One of the best books on this subject is "How The Mighty Fall" by Jim Collins. As Collins notes:
Decline can be avoided.
Decline can be detected.
Decline can be reversed.
He also points out that "Great companies can stumble, badly and recover."
One of the key parts of Collins' book is outline the Five Stages of Decline:
Five Stages of Decline
· The first line of Tolstoy’s novel Anna Karenina. It reads, “All happy families are alike; each unhappy family is unhappy in its own way.”
· Stage 1: Hubris Born of Success
o Great Enterprises can become insulated by success; accumulated momentum can carry an enterprise forward, for a while, even if its leaders make poor decisions or lose discipline. Stage 1 kicks in when people become arrogant, regarding success virtually as an entitlement, and they lose sight of the true underlying factors that created success in the first place. When the rhetoric of success (“We’re successful because we do these specific things”) replaces penetrating understanding and insight (“We’re successful because we understand why we do these specific things and under what conditions they would no longer work”), decline will very likely follow. Luck and chance play a role in many successful outcomes, and those who fail to acknowledge the role luck may have played in their success—and thereby overestimate their own merit and capabilities—have succumbed to hubris.
· Stage 2: Undisciplined Pursuit of More
o Hubris from Stage 1 (We’re so great, we can do anything!”) leads right to Stage 2, the Undisciplined Pursuit of More—more scale, more growth, more acclaim, more of whatever those in power see as “success.” Companies in Stage 2 stray from the disciplined creativity that led them to greatness in the first place, making undisciplined leaps into areas where they cannot be great or growing faster than they can achieve with excellence, or both. When an organization grows beyond its ability to fill its key seats with the right people, it has set itself up for a fall. Although complacency and resistance to change remain dangers to any successful enterprise, overreaching better captures how the might fall.

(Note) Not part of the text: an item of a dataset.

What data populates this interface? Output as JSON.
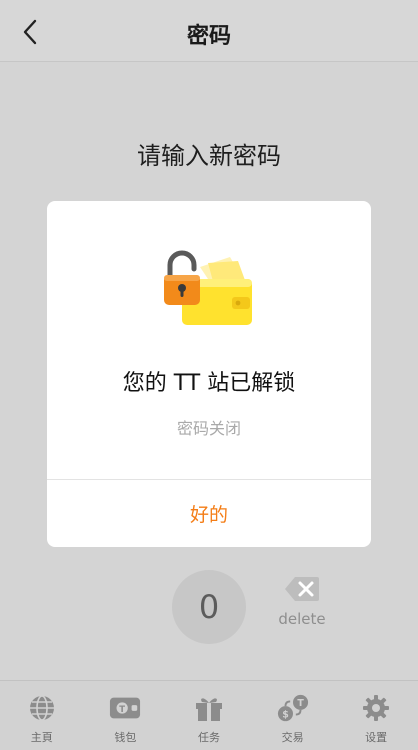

· Stage 3: Denial of Risk and Peril
o As companies move into Stage 3, internal warning signs begin to mount, yet external results remain strong enough to “explain away” disturbing data or to suggest the difficulties are “temporary” or “cyclic” or “not that bad,” and “nothing is fundamentally wrong.” In Stage 3, leaders discount negative data, amplify positive data, and put a positive spin on ambiguous data. Those in power start to blame external factors for setback rather than accept responsibility. The vigorous, fact-based dialogue that characterizes high-performance teams dwindles or disappears altogether.
· Stage 4: Grasping for Salvation
o The cumulative peril and/or risks-gone-bad of Stage 3 assert themselves, throwing the enterprise into a sharp decline visible to all. The critical question is, how does its leadership respond? By lurching for a quick salvation or by getting back to disciplines that brought about greatness in the first place? Those who grasp for salvation have fallen into Stage 4. Common “saviors” include a charismatic visionary leader, a bold but untested strategy, a radical transformation, a dramatic cultural revolution, a hoped-for blockbuster product, a “game-changing” acquisition, or any number of other silver-bullet solutions. Initial results from taking dramatic action may appear positive, but they do not last.
· Stage 5: Capitulation to Irrelevance or Death
o The longer a company remains in Stage 4, repeatedly grasping for silver bullets, the more likely it will spiral downward. In Stage 5, accumulated setbacks and expensive false starts erode financial strength and individual spirit to such an extent that leaders abandon all hope of building a great future. In some cases, their leaders just sell out; in other cases, the institution atrophies into utter insignificance; and in the most extreme cases, the enterprise simply dies outright.
· It is possible to skip a stage, although our research suggests that companies are likely to move through them in sequence.